The idea was to cut away material, rotate the work piece, and cut some more in a similar way to how some laser cutters handle engraving cylindrical objects. Unlike 3D printing which is additive, this process is subtractive like a traditional machining process. The developers used wood as the base material. They wanted to use acrylic, but found that the cut away pieces tended to stick, so they continued using wood. However, the wood tends to char as it is cut.
In the end, they not only had to build special jigs and electronics, they also had to port some third party control software to solve some issues with the Epilog Fusion cutter’s built in software. The final refinement was to use the laser’s raster mode to draw surface detail on the part.
The results were better than you’d expect, and fairly distinctive looking. We’ve covered a similar process that made small chess pieces out of acrylic using two passes. This seems like a natural extension of the same idea. Of course, there are very complicated industrial machines that laser cut in three dimensions (see the video below), but they are not in the same category as the typical desktop cutter.
Time was when a lad in need of a ranged weapon would hack a slingshot together out of a forked tree branch and a strip of inner tube.
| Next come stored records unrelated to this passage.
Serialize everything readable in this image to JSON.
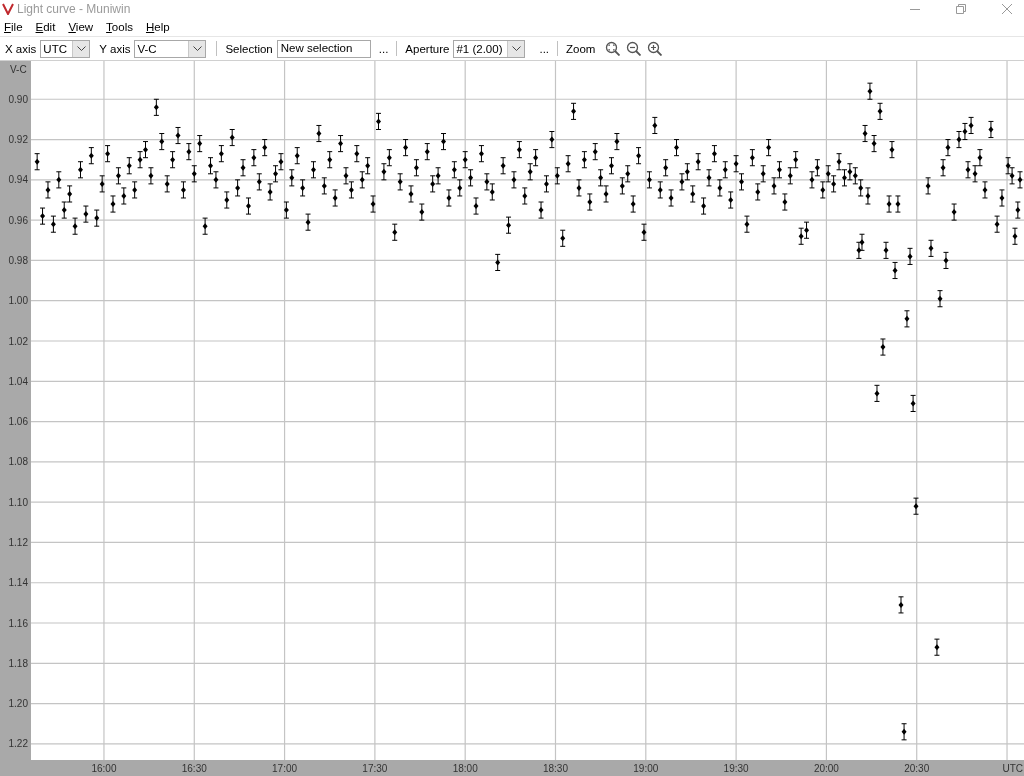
{
  "window": {
    "title": "Light curve - Muniwin"
  },
  "menu": [
    {
      "label": "File",
      "mnemonic": true
    },
    {
      "label": "Edit",
      "mnemonic": true
    },
    {
      "label": "View",
      "mnemonic": true
    },
    {
      "label": "Tools",
      "mnemonic": true
    },
    {
      "label": "Help",
      "mnemonic": true
    }
  ],
  "toolbar": {
    "x_axis": {
      "label": "X axis",
      "value": "UTC"
    },
    "y_axis": {
      "label": "Y axis",
      "value": "V-C"
    },
    "selection": {
      "label": "Selection",
      "value": "New selection",
      "button": "..."
    },
    "aperture": {
      "label": "Aperture",
      "value": "#1 (2.00)",
      "button": "..."
    },
    "zoom": {
      "label": "Zoom"
    }
  },
  "graph": {
    "chart_data": {
      "type": "scatter",
      "xlabel": "UTC",
      "ylabel": "V-C",
      "xlim": [
        15.596,
        21.094
      ],
      "ylim": [
        1.228,
        0.881
      ],
      "xticks": [
        {
          "value": 16,
          "label": "16:00"
        },
        {
          "value": 16.5,
          "label": "16:30"
        },
        {
          "value": 17,
          "label": "17:00"
        },
        {
          "value": 17.5,
          "label": "17:30"
        },
        {
          "value": 18,
          "label": "18:00"
        },
        {
          "value": 18.5,
          "label": "18:30"
        },
        {
          "value": 19,
          "label": "19:00"
        },
        {
          "value": 19.5,
          "label": "19:30"
        },
        {
          "value": 20,
          "label": "20:00"
        },
        {
          "value": 20.5,
          "label": "20:30"
        }
      ],
      "yticks": [
        {
          "value": 0.9,
          "label": "0.90"
        },
        {
          "value": 0.92,
          "label": "0.92"
        },
        {
          "value": 0.94,
          "label": "0.94"
        },
        {
          "value": 0.96,
          "label": "0.96"
        },
        {
          "value": 0.98,
          "label": "0.98"
        },
        {
          "value": 1.0,
          "label": "1.00"
        },
        {
          "value": 1.02,
          "label": "1.02"
        },
        {
          "value": 1.04,
          "label": "1.04"
        },
        {
          "value": 1.06,
          "label": "1.06"
        },
        {
          "value": 1.08,
          "label": "1.08"
        },
        {
          "value": 1.1,
          "label": "1.10"
        },
        {
          "value": 1.12,
          "label": "1.12"
        },
        {
          "value": 1.14,
          "label": "1.14"
        },
        {
          "value": 1.16,
          "label": "1.16"
        },
        {
          "value": 1.18,
          "label": "1.18"
        },
        {
          "value": 1.2,
          "label": "1.20"
        },
        {
          "value": 1.22,
          "label": "1.22"
        }
      ],
      "x": [
        15.63,
        15.66,
        15.69,
        15.72,
        15.75,
        15.78,
        15.81,
        15.84,
        15.87,
        15.9,
        15.93,
        15.96,
        15.99,
        16.02,
        16.05,
        16.08,
        16.11,
        16.14,
        16.17,
        16.2,
        16.23,
        16.26,
        16.29,
        16.32,
        16.35,
        16.38,
        16.41,
        16.44,
        16.47,
        16.5,
        16.53,
        16.56,
        16.59,
        16.62,
        16.65,
        16.68,
        16.71,
        16.74,
        16.77,
        16.8,
        16.83,
        16.86,
        16.89,
        16.92,
        16.95,
        16.98,
        17.01,
        17.04,
        17.07,
        17.1,
        17.13,
        17.16,
        17.19,
        17.22,
        17.25,
        17.28,
        17.31,
        17.34,
        17.37,
        17.4,
        17.43,
        17.46,
        17.49,
        17.52,
        17.55,
        17.58,
        17.61,
        17.64,
        17.67,
        17.7,
        17.73,
        17.76,
        17.79,
        17.82,
        17.85,
        17.88,
        17.91,
        17.94,
        17.97,
        18.0,
        18.03,
        18.06,
        18.09,
        18.12,
        18.15,
        18.18,
        18.21,
        18.24,
        18.27,
        18.3,
        18.33,
        18.36,
        18.39,
        18.42,
        18.45,
        18.48,
        18.51,
        18.54,
        18.57,
        18.6,
        18.63,
        18.66,
        18.69,
        18.72,
        18.75,
        18.78,
        18.81,
        18.84,
        18.87,
        18.9,
        18.93,
        18.96,
        18.99,
        19.02,
        19.05,
        19.08,
        19.11,
        19.14,
        19.17,
        19.2,
        19.23,
        19.26,
        19.29,
        19.32,
        19.35,
        19.38,
        19.41,
        19.44,
        19.47,
        19.5,
        19.53,
        19.56,
        19.59,
        19.62,
        19.65,
        19.68,
        19.71,
        19.74,
        19.77,
        19.8,
        19.83,
        19.86,
        19.89,
        19.92,
        19.95,
        19.98,
        20.01,
        20.04,
        20.07,
        20.1,
        20.13,
        20.16,
        20.18,
        20.19,
        20.197,
        20.214,
        20.23,
        20.241,
        20.264,
        20.28,
        20.297,
        20.313,
        20.33,
        20.347,
        20.363,
        20.38,
        20.396,
        20.413,
        20.43,
        20.446,
        20.463,
        20.48,
        20.496,
        20.563,
        20.579,
        20.612,
        20.629,
        20.646,
        20.662,
        20.673,
        20.707,
        20.734,
        20.767,
        20.784,
        20.801,
        20.823,
        20.85,
        20.878,
        20.911,
        20.945,
        20.972,
        21.006,
        21.028,
        21.044,
        21.06,
        21.072
      ],
      "grid": true,
      "series": [
        {
          "color": "#000000",
          "errors": [
            0.004,
            0.004,
            0.004,
            0.004,
            0.004,
            0.004,
            0.004,
            0.004,
            0.004,
            0.004,
            0.004,
            0.004,
            0.004,
            0.004,
            0.004,
            0.004,
            0.004,
            0.004,
            0.004,
            0.004,
            0.004,
            0.004,
            0.004,
            0.004,
            0.004,
            0.004,
            0.004,
            0.004,
            0.004,
            0.004,
            0.004,
            0.004,
            0.004,
            0.004,
            0.004,
            0.004,
            0.004,
            0.004,
            0.004,
            0.004,
            0.004,
            0.004,
            0.004,
            0.004,
            0.004,
            0.004,
            0.004,
            0.004,
            0.004,
            0.004,
            0.004,
            0.004,
            0.004,
            0.004,
            0.004,
            0.004,
            0.004,
            0.004,
            0.004,
            0.004,
            0.004,
            0.004,
            0.004,
            0.004,
            0.004,
            0.004,
            0.004,
            0.004,
            0.004,
            0.004,
            0.004,
            0.004,
            0.004,
            0.004,
            0.004,
            0.004,
            0.004,
            0.004,
            0.004,
            0.004,
            0.004,
            0.004,
            0.004,
            0.004,
            0.004,
            0.004,
            0.004,
            0.004,
            0.004,
            0.004,
            0.004,
            0.004,
            0.004,
            0.004,
            0.004,
            0.004,
            0.004,
            0.004,
            0.004,
            0.004,
            0.004,
            0.004,
            0.004,
            0.004,
            0.004,
            0.004,
            0.004,
            0.004,
            0.004,
            0.004,
            0.004,
            0.004,
            0.004,
            0.004,
            0.004,
            0.004,
            0.004,
            0.004,
            0.004,
            0.004,
            0.004,
            0.004,
            0.004,
            0.004,
            0.004,
            0.004,
            0.004,
            0.004,
            0.004,
            0.004,
            0.004,
            0.004,
            0.004,
            0.004,
            0.004,
            0.004,
            0.004,
            0.004,
            0.004,
            0.004,
            0.004,
            0.004,
            0.004,
            0.004,
            0.004,
            0.004,
            0.004,
            0.004,
            0.004,
            0.004,
            0.004,
            0.004,
            0.004,
            0.004,
            0.004,
            0.004,
            0.004,
            0.004,
            0.004,
            0.004,
            0.004,
            0.004,
            0.004,
            0.004,
            0.004,
            0.004,
            0.004,
            0.004,
            0.004,
            0.004,
            0.004,
            0.004,
            0.004,
            0.004,
            0.004,
            0.004,
            0.004,
            0.004,
            0.004,
            0.004,
            0.004,
            0.004,
            0.004,
            0.004,
            0.004,
            0.004,
            0.004,
            0.004,
            0.004,
            0.004,
            0.004,
            0.004,
            0.004,
            0.004,
            0.004,
            0.004
          ],
          "values": [
            0.931,
            0.958,
            0.945,
            0.962,
            0.94,
            0.955,
            0.947,
            0.963,
            0.935,
            0.957,
            0.928,
            0.959,
            0.942,
            0.927,
            0.952,
            0.938,
            0.948,
            0.933,
            0.945,
            0.93,
            0.925,
            0.938,
            0.904,
            0.921,
            0.942,
            0.93,
            0.918,
            0.945,
            0.926,
            0.937,
            0.922,
            0.963,
            0.933,
            0.94,
            0.927,
            0.95,
            0.919,
            0.944,
            0.934,
            0.953,
            0.929,
            0.941,
            0.924,
            0.946,
            0.937,
            0.931,
            0.955,
            0.939,
            0.928,
            0.944,
            0.961,
            0.935,
            0.917,
            0.943,
            0.93,
            0.949,
            0.922,
            0.938,
            0.945,
            0.927,
            0.94,
            0.933,
            0.952,
            0.911,
            0.936,
            0.929,
            0.966,
            0.941,
            0.924,
            0.947,
            0.934,
            0.956,
            0.926,
            0.942,
            0.938,
            0.921,
            0.949,
            0.935,
            0.944,
            0.93,
            0.939,
            0.953,
            0.927,
            0.941,
            0.946,
            0.981,
            0.933,
            0.9625,
            0.94,
            0.925,
            0.948,
            0.936,
            0.929,
            0.955,
            0.942,
            0.92,
            0.938,
            0.969,
            0.932,
            0.906,
            0.944,
            0.93,
            0.951,
            0.926,
            0.939,
            0.947,
            0.933,
            0.921,
            0.943,
            0.937,
            0.952,
            0.928,
            0.966,
            0.94,
            0.913,
            0.945,
            0.934,
            0.949,
            0.924,
            0.941,
            0.936,
            0.947,
            0.931,
            0.953,
            0.939,
            0.927,
            0.944,
            0.935,
            0.95,
            0.932,
            0.941,
            0.962,
            0.929,
            0.946,
            0.937,
            0.924,
            0.943,
            0.935,
            0.951,
            0.938,
            0.93,
            0.968,
            0.965,
            0.94,
            0.934,
            0.945,
            0.937,
            0.942,
            0.931,
            0.939,
            0.936,
            0.938,
            0.975,
            0.944,
            0.971,
            0.917,
            0.948,
            0.896,
            0.922,
            1.046,
            0.906,
            1.023,
            0.975,
            0.952,
            0.925,
            0.985,
            0.952,
            1.151,
            1.214,
            1.009,
            0.978,
            1.051,
            1.102,
            0.943,
            0.974,
            1.172,
            0.999,
            0.934,
            0.98,
            0.924,
            0.956,
            0.92,
            0.916,
            0.935,
            0.913,
            0.937,
            0.929,
            0.945,
            0.915,
            0.962,
            0.949,
            0.933,
            0.938,
            0.968,
            0.955,
            0.94
          ]
        }
      ]
    }
  }
}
Slingshot design has progressed considerably since [Dennis the Menace]’s day, but few commercially available slingshots can match up to the beauty and functionality of this magnificently machined multipurpose handheld weapon system.
Making it clear in his very detailed build log that this is but a prototype for a design he’s working on, [Gord] has spared little effort to come up with a unique form factor that’s not only functional as a slingshot, but also provides a few surprises: a magazine that holds nine rounds of ammo with magnets; knuckle protection on the hand grip that would deal a devastating left hook; and an interchangeable base that provides a hang loop or allows mounting a viciously sharp broadhead hunting arrow tip for somewhat mysterious purposes. There’s plenty to admire in the build process as well – lots and lots of 6061 billet aluminum chips from milling machine and lathe alike. All told, a nice piece of craftsmanship.
For a more traditional slingshot design with a twist, check out this USB-equipped slingshot that talks to Angry Birds. And when your taste in slingshots run more toward the ridiculously lethal, [Jörg Sprave]’s machete launcher never disappoints.
CNC machine tools are getting ever more affordable for the amateur machinist, and they’re an enabling technology for many projects. But you’ve got to respect the old school approach to turning hunks of metal into finished parts with no computer control. [Ticktock34] shows off his skills on a WWII vintage manual lathe with a photo album of his .75 caliber miniature black powder cannon build. What starts as a 3″ diameter actuator from a front end loader ends up as a beautiful replica of a full-sized cannon, along with a half-filled barrel of nicely blued scrap metal. Particularly impressive is the nicely proportioned ball end, cut by hand with no more instrumentation than a set of calipers. [Ticktock34] also shares a few tips for getting the trunnions exactly squared and aligned.
Good looking, and functional – stay tuned after the break for a video with the impressive blast from a test firing – with only a quarter charge of powder, mind you.
Want something a little safer for the kiddies and less likely to result in a visit from the police? Perhaps this PVC pirate cannon is more your speed.